Whoa, sorry about the 6-week break from blogging. I had mononucleosis and it was all I could do to keep up with my machine quilting orders and my family. Sometimes, you just get sick. However, stay tuned because I also have another quilt being published in Issue 17 of Fat Quarterly magazine and another Moda Bakeshop feature coming soon! Yay!
At any rate, I was showing different feather threadpaths for machine quilters. There were two ideas left that I wanted to share.
Bump-back feathers. But why do them when we can do longarm feathers (as taught in previous posts)? They are more traditional and mimic the antique hand-quilted look. In antique feathers, there are no separation between the plumes of the feather--which commonly occurs in longarm feathers.
These feathers are an advanced skill as they require back-tracking, or going twice over the same spot twice. With care and practice, this is doable.

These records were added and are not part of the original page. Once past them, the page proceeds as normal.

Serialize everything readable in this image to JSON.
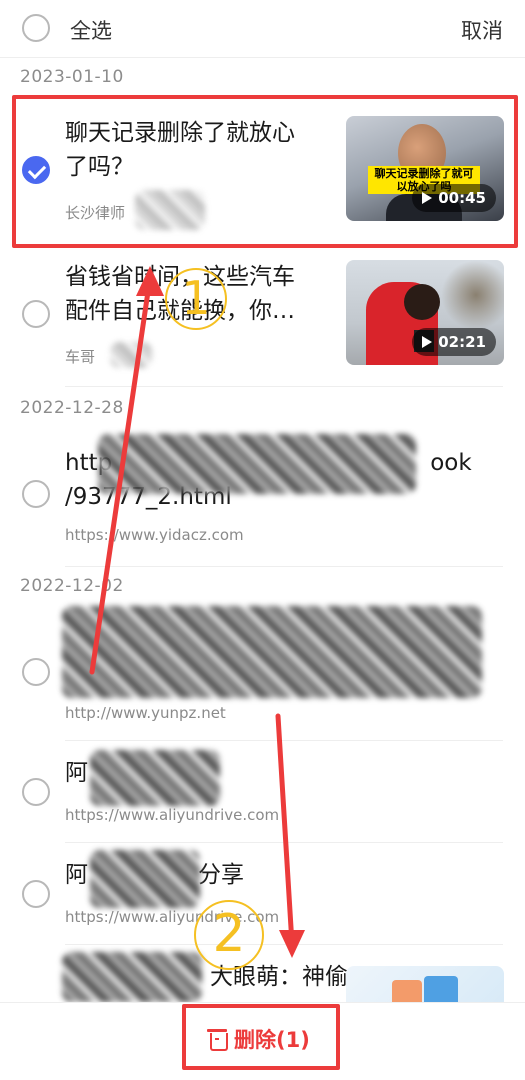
{
  "header": {
    "select_all": "全选",
    "cancel": "取消"
  },
  "groups": [
    {
      "date": "2023-01-10"
    },
    {
      "date": "2022-12-28"
    },
    {
      "date": "2022-12-02"
    }
  ],
  "items": [
    {
      "title_line1": "聊天记录删除了就放心",
      "title_line2": "了吗？",
      "source": "长沙律师",
      "thumb_caption": "聊天记录删除了就可以放心了吗",
      "duration": "00:45",
      "checked": true
    },
    {
      "title_line1": "省钱省时间，这些汽车",
      "title_line2": "配件自己就能换，你…",
      "source": "车哥",
      "duration": "02:21",
      "checked": false
    },
    {
      "title_line1": "http",
      "title_line1_end": "ook",
      "title_line2": "/93777_2.html",
      "source": "https://www.yidacz.com",
      "checked": false
    },
    {
      "source": "http://www.yunpz.net",
      "checked": false
    },
    {
      "title_prefix": "阿",
      "source": "https://www.aliyundrive.com",
      "checked": false
    },
    {
      "title_prefix": "阿",
      "title_suffix": "分享",
      "source": "https://www.aliyundrive.com",
      "checked": false
    },
    {
      "title_tail": "大眼萌：神偷",
      "checked": false
    }
  ],
  "footer": {
    "delete_label": "删除(1)"
  },
  "annotations": {
    "step1": "1",
    "step2": "2"
  },
  "colors": {
    "accent": "#4a68f0",
    "danger": "#ec3b3b",
    "step": "#f5c022"
  }
}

Stitch regulators help with the "bump-back" part of these feathers. However, I do not have a stitch regulator, so...Is there a way to do the traditional feathers without back-tracking?
Yes! It's an awesome "secret". Instead of tracing back over the plume, go and and so some of your back-ground filler and then come back. I admit this next diagram looks messy, but you'll get the idea. For simplicity, the back-ground filler is basic stippling but this trick works with any filler, loop the loops and etc.
I hope you like this post. Please feel free to join this week's linky party--open all week and share anything in the home-arts that you've been working on. Until next week, Happy Quilting!